The wave of scorn for conflating Judaism and Zionism raises an interesting question: If a cartoonist who may have made the conflation is censored, criticized, and asked for a “full-throated apology” by so many members of the Jewish community, where has that scorn been for the endless supply of Zionist propaganda which consistently invokes Jewish heritage, identity, and unity to garner political support? Why is one of the most hawkish and sinister Zionist organizations named the American Jewish Congress, for example, and why aren’t there editorials about how “dangerous” it is for them to name themselves so? We’re told it’s unforgivable anti-Semitism to publish a cartoon which might be interpreted as conflating Judaism and Zionism—again, a conflation only those unaware of the actual political details of the Senate bill would actually perceive as existing—but not a word is said about the many Zionist organizations that, in name and more, present themselves as Jewish.
Not a word, either, about the repeated propaganda invoking a “promised land,” “the beloved temple,” “the land of milk and honey” that Zionists and Israeli state officials consistently use in order to garner support from the broader Jewish base, nor the appeals they make by invoking Jewish religious language and a broader Jewish history. Not a word when Hillel, ostensibly dedicated to Jewish student life, promotes the Zionist-operated Birthright Israel program inside its doors, which happened on campus just last Friday.
The tactic is obvious: When you need to gather support for your Zionist political cause, conflate Zionism and Judaism so you can earn the favor of the broader Jewish population. But if someone else conflates Zionism and Judaism, or at least if you can convince others they made the conflation, simply censor their work, demand an apology, and write editorials about how harmful it is to do such a thing.
Only in the last few days has it become clear that the Nuclear Weapon Free Iran Act would not pass in the Senate, and that the historic negotiations with Iran would continue. I will not ruminate here on why pro-Israel and non-Zionist Jewish organizations lobbied to prevent a deal that would benefit both American foreign policy interests and the well-being of millions of Iranians. In my opinion, it would benefit the citizens of Israel as well.
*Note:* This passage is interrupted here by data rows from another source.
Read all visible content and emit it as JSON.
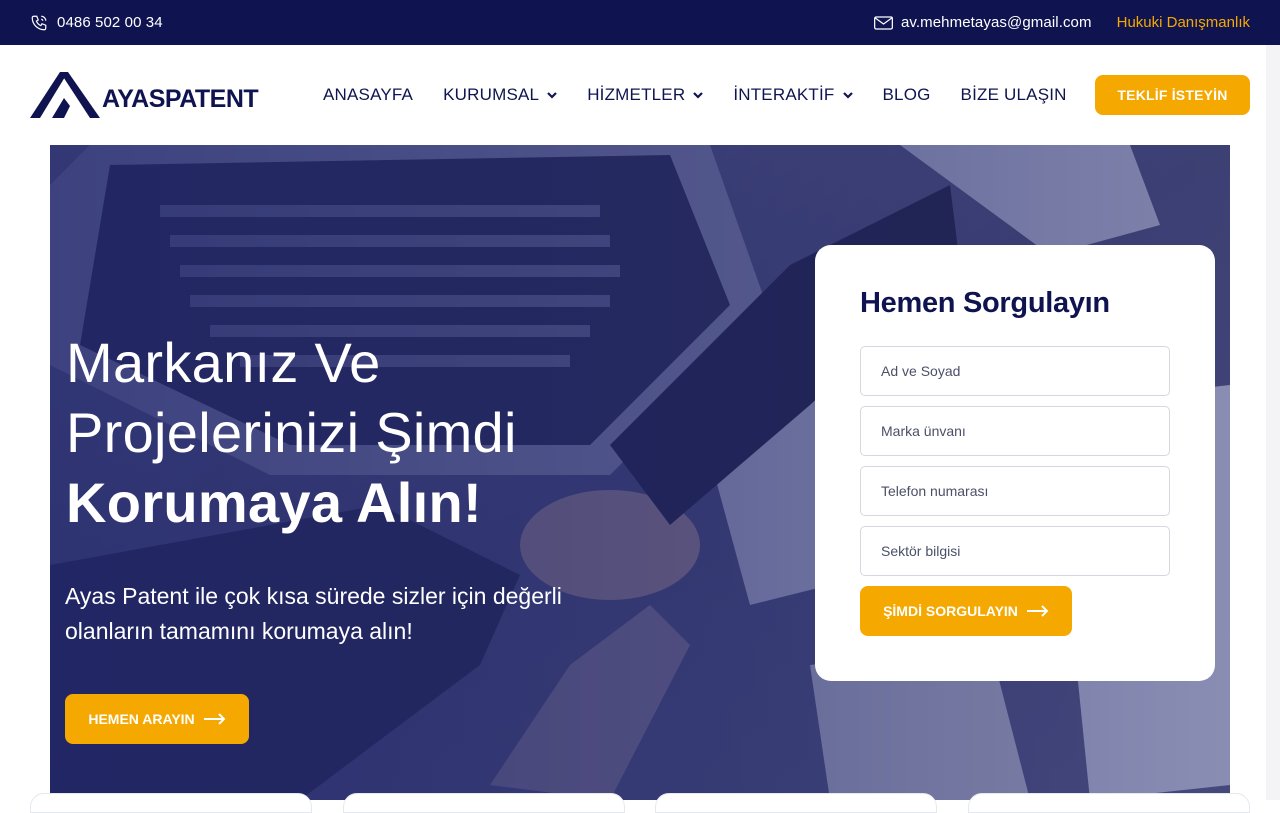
{
  "topbar": {
    "phone": "0486 502 00 34",
    "email": "av.mehmetayas@gmail.com",
    "link": "Hukuki Danışmanlık"
  },
  "header": {
    "logo_text": "AYASPATENT",
    "nav": [
      {
        "label": "ANASAYFA",
        "dropdown": false
      },
      {
        "label": "KURUMSAL",
        "dropdown": true
      },
      {
        "label": "HİZMETLER",
        "dropdown": true
      },
      {
        "label": "İNTERAKTİF",
        "dropdown": true
      },
      {
        "label": "BLOG",
        "dropdown": false
      },
      {
        "label": "BİZE ULAŞIN",
        "dropdown": false
      }
    ],
    "cta": "TEKLİF İSTEYİN"
  },
  "hero": {
    "title_line1": "Markanız Ve",
    "title_line2": "Projelerinizi Şimdi",
    "title_line3": "Korumaya Alın!",
    "subtitle": "Ayas Patent ile çok kısa sürede sizler için değerli olanların tamamını korumaya alın!",
    "button": "HEMEN ARAYIN"
  },
  "form": {
    "title": "Hemen Sorgulayın",
    "fields": [
      {
        "placeholder": "Ad ve Soyad",
        "value": ""
      },
      {
        "placeholder": "Marka ünvanı",
        "value": ""
      },
      {
        "placeholder": "Telefon numarası",
        "value": ""
      },
      {
        "placeholder": "Sektör bilgisi",
        "value": ""
      }
    ],
    "submit": "ŞİMDİ SORGULAYIN"
  },
  "colors": {
    "navy": "#0f1450",
    "accent": "#f5a800"
  }
}
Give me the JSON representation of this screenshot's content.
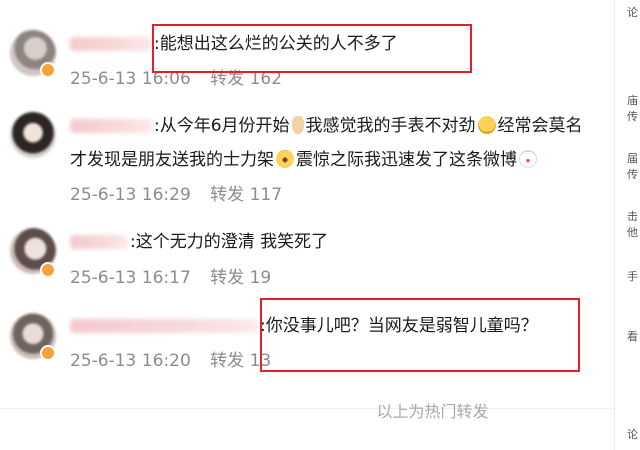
{
  "comments": [
    {
      "name_redacted": "",
      "text": ":能想出这么烂的公关的人不多了",
      "date": "25-6-13",
      "time": "16:06",
      "repost_label": "转发",
      "repost_count": "162"
    },
    {
      "name_redacted": "",
      "text_line1_a": ":从今年6月份开始",
      "text_line1_b": "我感觉我的手表不对劲",
      "text_line1_c": "经常会莫名",
      "text_line2_a": "才发现是朋友送我的士力架",
      "text_line2_b": "震惊之际我迅速发了这条微博",
      "date": "25-6-13",
      "time": "16:29",
      "repost_label": "转发",
      "repost_count": "117"
    },
    {
      "name_redacted": "",
      "text": ":这个无力的澄清 我笑死了",
      "date": "25-6-13",
      "time": "16:17",
      "repost_label": "转发",
      "repost_count": "19"
    },
    {
      "name_redacted": "",
      "text": ":你没事儿吧？当网友是弱智儿童吗？",
      "date": "25-6-13",
      "time": "16:20",
      "repost_label": "转发",
      "repost_count": "13"
    }
  ],
  "footer_note": "以上为热门转发",
  "side_rail": [
    "论",
    "庙",
    "传",
    "届",
    "传",
    "击",
    "他",
    "手",
    "看",
    "论"
  ],
  "colors": {
    "highlight": "#e0202a",
    "meta_text": "#8c8c8c",
    "footer_text": "#a9a9a9",
    "badge": "#f5a23c"
  },
  "icons": [
    "hand-emoji-icon",
    "angry-emoji-icon",
    "shocked-emoji-icon",
    "clown-emoji-icon",
    "vip-badge-icon"
  ]
}
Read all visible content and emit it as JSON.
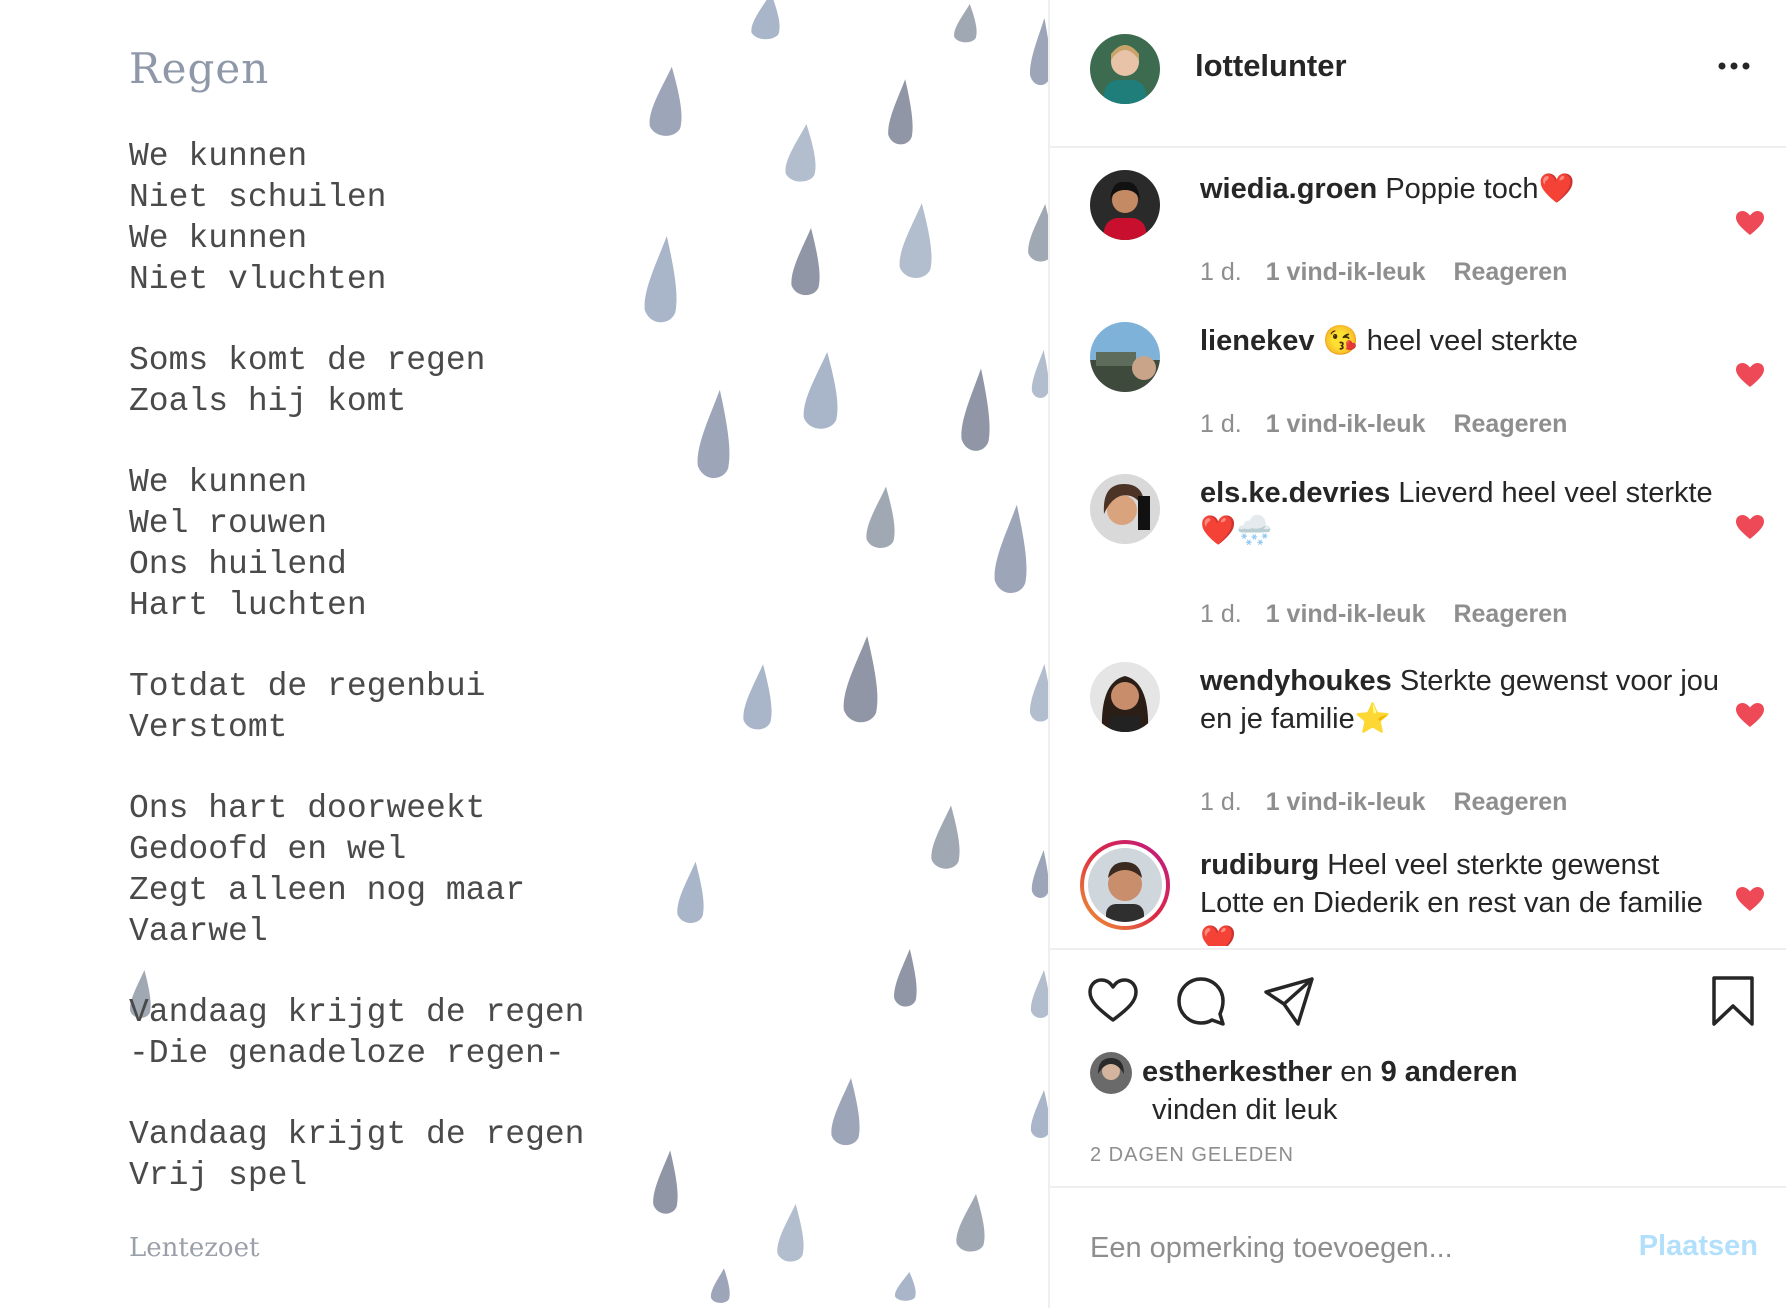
{
  "poem": {
    "title": "Regen",
    "stanzas": [
      [
        "We kunnen",
        "Niet schuilen",
        "We kunnen",
        "Niet vluchten"
      ],
      [
        "Soms komt de regen",
        "Zoals hij komt"
      ],
      [
        "We kunnen",
        "Wel rouwen",
        "Ons huilend",
        "Hart luchten"
      ],
      [
        "Totdat de regenbui",
        "Verstomt"
      ],
      [
        "Ons hart doorweekt",
        "Gedoofd en wel",
        "Zegt alleen nog maar",
        "Vaarwel"
      ],
      [
        "Vandaag krijgt de regen",
        "-Die genadeloze regen-"
      ],
      [
        "Vandaag krijgt de regen",
        "Vrij spel"
      ]
    ],
    "signature": "Lentezoet"
  },
  "header": {
    "username": "lottelunter",
    "more_icon": "more-horizontal-icon"
  },
  "comments": [
    {
      "user": "wiedia.groen",
      "text": "Poppie toch❤️",
      "time": "1 d.",
      "likes": "1 vind-ik-leuk",
      "reply": "Reageren"
    },
    {
      "user": "lienekev",
      "text": "😘 heel veel sterkte",
      "time": "1 d.",
      "likes": "1 vind-ik-leuk",
      "reply": "Reageren"
    },
    {
      "user": "els.ke.devries",
      "text": "Lieverd heel veel sterkte ❤️🌨️",
      "time": "1 d.",
      "likes": "1 vind-ik-leuk",
      "reply": "Reageren"
    },
    {
      "user": "wendyhoukes",
      "text": "Sterkte gewenst voor jou en je familie⭐",
      "time": "1 d.",
      "likes": "1 vind-ik-leuk",
      "reply": "Reageren"
    },
    {
      "user": "rudiburg",
      "text": "Heel veel sterkte gewenst Lotte en Diederik en rest van de familie ❤️",
      "time": "",
      "likes": "",
      "reply": ""
    }
  ],
  "actions": {
    "icons": [
      "heart-icon",
      "comment-icon",
      "share-icon",
      "bookmark-icon"
    ]
  },
  "likes": {
    "user": "estherkesther",
    "joiner": "en",
    "others": "9 anderen",
    "suffix": "vinden dit leuk"
  },
  "post_time": "2 DAGEN GELEDEN",
  "add_comment": {
    "placeholder": "Een opmerking toevoegen...",
    "button": "Plaatsen"
  },
  "colors": {
    "like_red": "#ed4956",
    "disabled_blue": "#b2dffc",
    "secondary_text": "#8e8e8e",
    "drop_grey_blue": "#8d95ad"
  }
}
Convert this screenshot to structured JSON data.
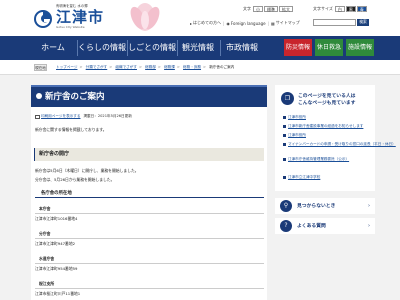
{
  "header": {
    "logo_sub": "有明海を望む 水の郷",
    "logo_main": "江津市",
    "logo_en": "Gotsu City Website",
    "util": {
      "font_size_label": "文字",
      "font_size_small": "小",
      "font_size_std": "標準",
      "font_size_large": "拡大",
      "bg_color_label": "文字サイズ",
      "bg_white": "白",
      "bg_black": "黒",
      "bg_blue": "青",
      "beginners": "はじめての方へ",
      "foreign": "Foreign language",
      "sitemap": "サイトマップ"
    },
    "search_placeholder": "",
    "search_button": "検索"
  },
  "nav": {
    "items": [
      "ホーム",
      "くらしの情報",
      "しごとの情報",
      "観光情報",
      "市政情報"
    ],
    "buttons": [
      {
        "label": "防災情報",
        "color": "#c8252c"
      },
      {
        "label": "休日救急",
        "color": "#2f8a3b"
      },
      {
        "label": "施設情報",
        "color": "#2f8a3b"
      }
    ]
  },
  "breadcrumb": {
    "home_label": "現在地",
    "items": [
      "トップページ",
      "分類でさがす",
      "組織でさがす",
      "総務部",
      "総務課",
      "総務・庶務",
      "新庁舎のご案内"
    ]
  },
  "main": {
    "title": "新庁舎のご案内",
    "print_label": "印刷用ページを表示する",
    "updated": "掲載日：2021年5月26日更新",
    "intro": "新庁舎に関する情報を掲載しております。",
    "section1_title": "新庁舎の開庁",
    "section1_text1": "新庁舎は5月6日（木曜日）に開庁し、業務を開始しました。",
    "section1_text2": "分庁舎は、5月26日から業務を開始しました。",
    "section2_title": "各庁舎の所在地",
    "locations": [
      {
        "name": "本庁舎",
        "address": "江津市江津町1016番地4"
      },
      {
        "name": "分庁舎",
        "address": "江津市江津町947番地2"
      },
      {
        "name": "水道庁舎",
        "address": "江津市江津町954番地59"
      },
      {
        "name": "桜江支所",
        "address": "江津市桜江町川戸11番地1"
      }
    ]
  },
  "side": {
    "q_line1": "このページを見ている人は",
    "q_line2": "こんなページも見ています",
    "links": [
      "江津市役所",
      "江津市新庁舎建設事業の経過をお知らせします",
      "江津市役所",
      "マイナンバーカードの申請・受け取りの窓口の延長（平日・休日）",
      "江津市庁舎維持管理業務委託（公示）",
      "江津市立江津中学校"
    ],
    "card1": "見つからないとき",
    "card2": "よくある質問"
  }
}
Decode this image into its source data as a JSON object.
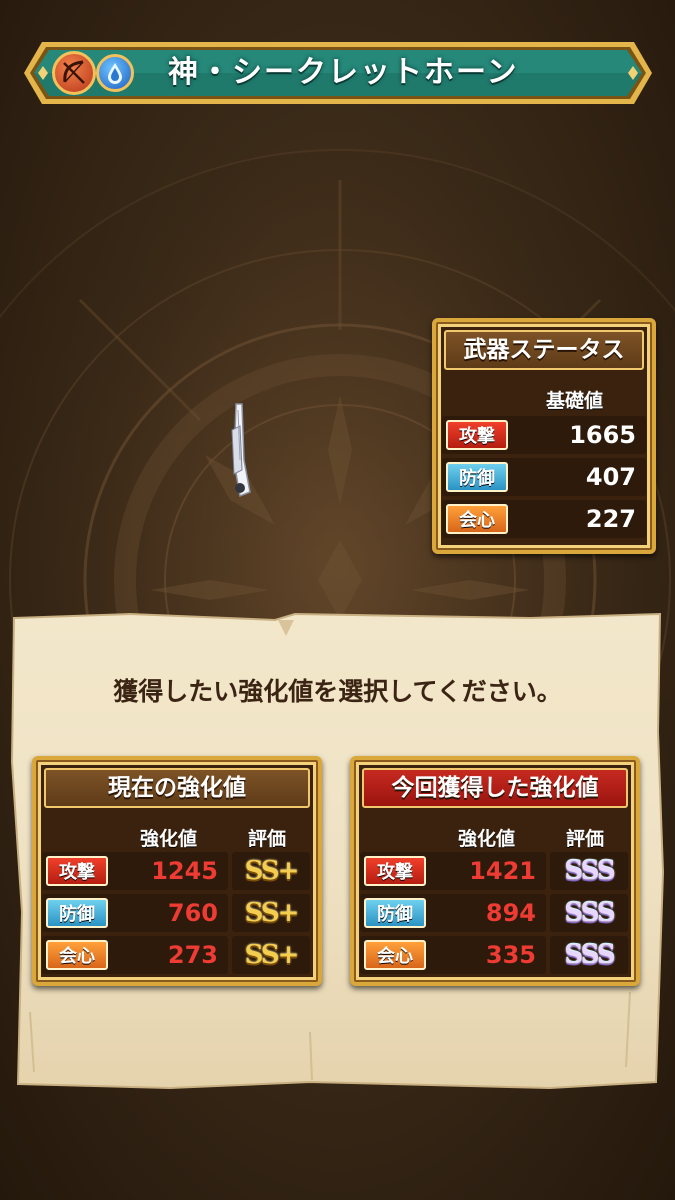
{
  "title": {
    "text": "神・シークレットホーン",
    "element_icons": [
      "bow-icon",
      "water-drop-icon"
    ]
  },
  "weapon_status": {
    "header": "武器ステータス",
    "column_label": "基礎値",
    "rows": [
      {
        "label": "攻撃",
        "value": "1665"
      },
      {
        "label": "防御",
        "value": "407"
      },
      {
        "label": "会心",
        "value": "227"
      }
    ]
  },
  "instruction": "獲得したい強化値を選択してください。",
  "current_panel": {
    "header": "現在の強化値",
    "col_value": "強化値",
    "col_grade": "評価",
    "rows": [
      {
        "label": "攻撃",
        "value": "1245",
        "grade": "SS+"
      },
      {
        "label": "防御",
        "value": "760",
        "grade": "SS+"
      },
      {
        "label": "会心",
        "value": "273",
        "grade": "SS+"
      }
    ]
  },
  "new_panel": {
    "header": "今回獲得した強化値",
    "col_value": "強化値",
    "col_grade": "評価",
    "rows": [
      {
        "label": "攻撃",
        "value": "1421",
        "grade": "SSS"
      },
      {
        "label": "防御",
        "value": "894",
        "grade": "SSS"
      },
      {
        "label": "会心",
        "value": "335",
        "grade": "SSS"
      }
    ]
  },
  "colors": {
    "banner_teal": "#1f7a6c",
    "banner_gold": "#e3b54a",
    "attack_red": "#e03322",
    "defense_blue": "#4fb6dd",
    "critical_orange": "#f08a2a",
    "value_red": "#ee3b33",
    "parchment": "#efe2c4"
  }
}
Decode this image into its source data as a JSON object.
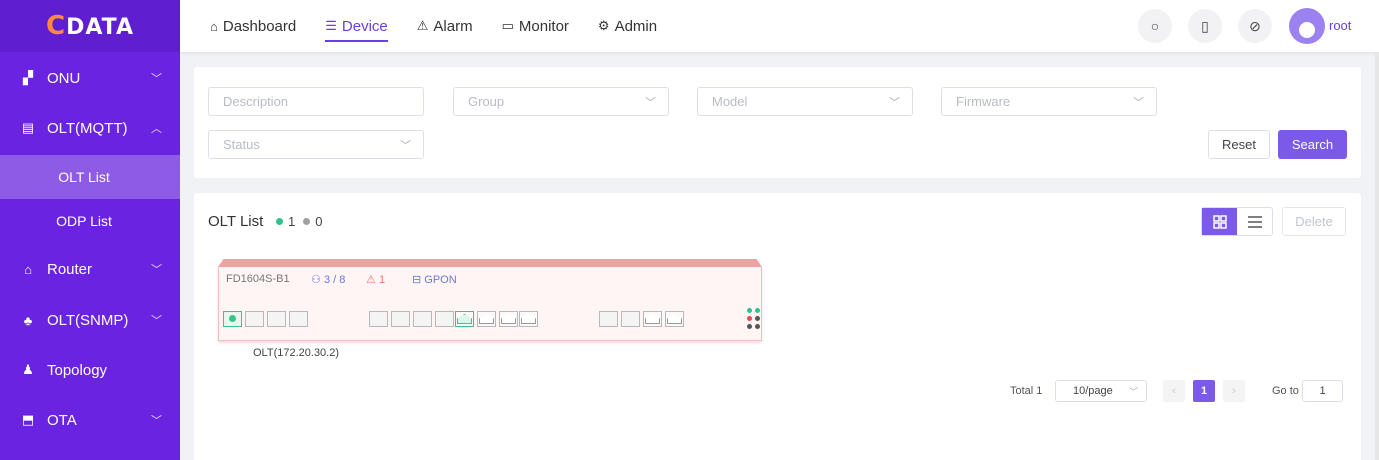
{
  "brand": {
    "logo_text": "DATA",
    "logo_letter": "C"
  },
  "sidebar": {
    "items": [
      {
        "icon": "onu-icon",
        "label": "ONU",
        "chevron": "down"
      },
      {
        "icon": "olt-mqtt-icon",
        "label": "OLT(MQTT)",
        "chevron": "up"
      },
      {
        "icon": "router-icon",
        "label": "Router",
        "chevron": "down"
      },
      {
        "icon": "olt-snmp-icon",
        "label": "OLT(SNMP)",
        "chevron": "down"
      },
      {
        "icon": "topology-icon",
        "label": "Topology",
        "chevron": ""
      },
      {
        "icon": "ota-icon",
        "label": "OTA",
        "chevron": "down"
      }
    ],
    "submenu": [
      {
        "label": "OLT List",
        "active": true
      },
      {
        "label": "ODP List",
        "active": false
      }
    ]
  },
  "header": {
    "nav": [
      {
        "icon": "home-icon",
        "label": "Dashboard",
        "active": false
      },
      {
        "icon": "device-icon",
        "label": "Device",
        "active": true
      },
      {
        "icon": "alarm-icon",
        "label": "Alarm",
        "active": false
      },
      {
        "icon": "monitor-icon",
        "label": "Monitor",
        "active": false
      },
      {
        "icon": "admin-gear-icon",
        "label": "Admin",
        "active": false
      }
    ],
    "username": "root"
  },
  "filters": {
    "description_placeholder": "Description",
    "group_placeholder": "Group",
    "model_placeholder": "Model",
    "firmware_placeholder": "Firmware",
    "status_placeholder": "Status",
    "reset_label": "Reset",
    "search_label": "Search"
  },
  "olt_list": {
    "title": "OLT List",
    "online_count": "1",
    "offline_count": "0",
    "delete_label": "Delete",
    "colors": {
      "online": "#2ec28e",
      "offline": "#a0a0a0",
      "accent": "#7b5ae8"
    },
    "devices": [
      {
        "model": "FD1604S-B1",
        "ports": "3 / 8",
        "alarms": "1",
        "type": "GPON",
        "name": "OLT(172.20.30.2)"
      }
    ]
  },
  "pagination": {
    "total": "Total 1",
    "page_size": "10/page",
    "current_page": "1",
    "goto_label": "Go to",
    "goto_value": "1"
  }
}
Somewhere in Iran there is a 20-year-old man, perhaps with my same complexion, my same name. Perhaps his father or mother is one of the 1,500 Iranians who have died in the past decade from plane crashes because, in violation of international law decided at the 2004 Chicago Convention, the U.S. and Israel have blocked Iran from buying materials to repair commercial jets. Perhaps he has a constant toothache because dentists don’t have access to proper X-ray equipment. But he’s a critical thinker: He doesn’t trust the Iranian newspapers’ account, so he takes the time to find an article in The Times of Israel, perhaps the same one I refer to above. There and elsewhere he’ll learn how the Jewish Federations, the American Jewish Congress, and the Jewish Council on Public Affairs are spending millions of dollars to keep up the sanctions; they are raising money to say that he has not suffered enough, and he and people like him cannot be trusted if they are not suffering. Well, I assure you the Star of David will mean more to him than synagogues and Herzl.
Hamid Bendaas is a third-year in the College.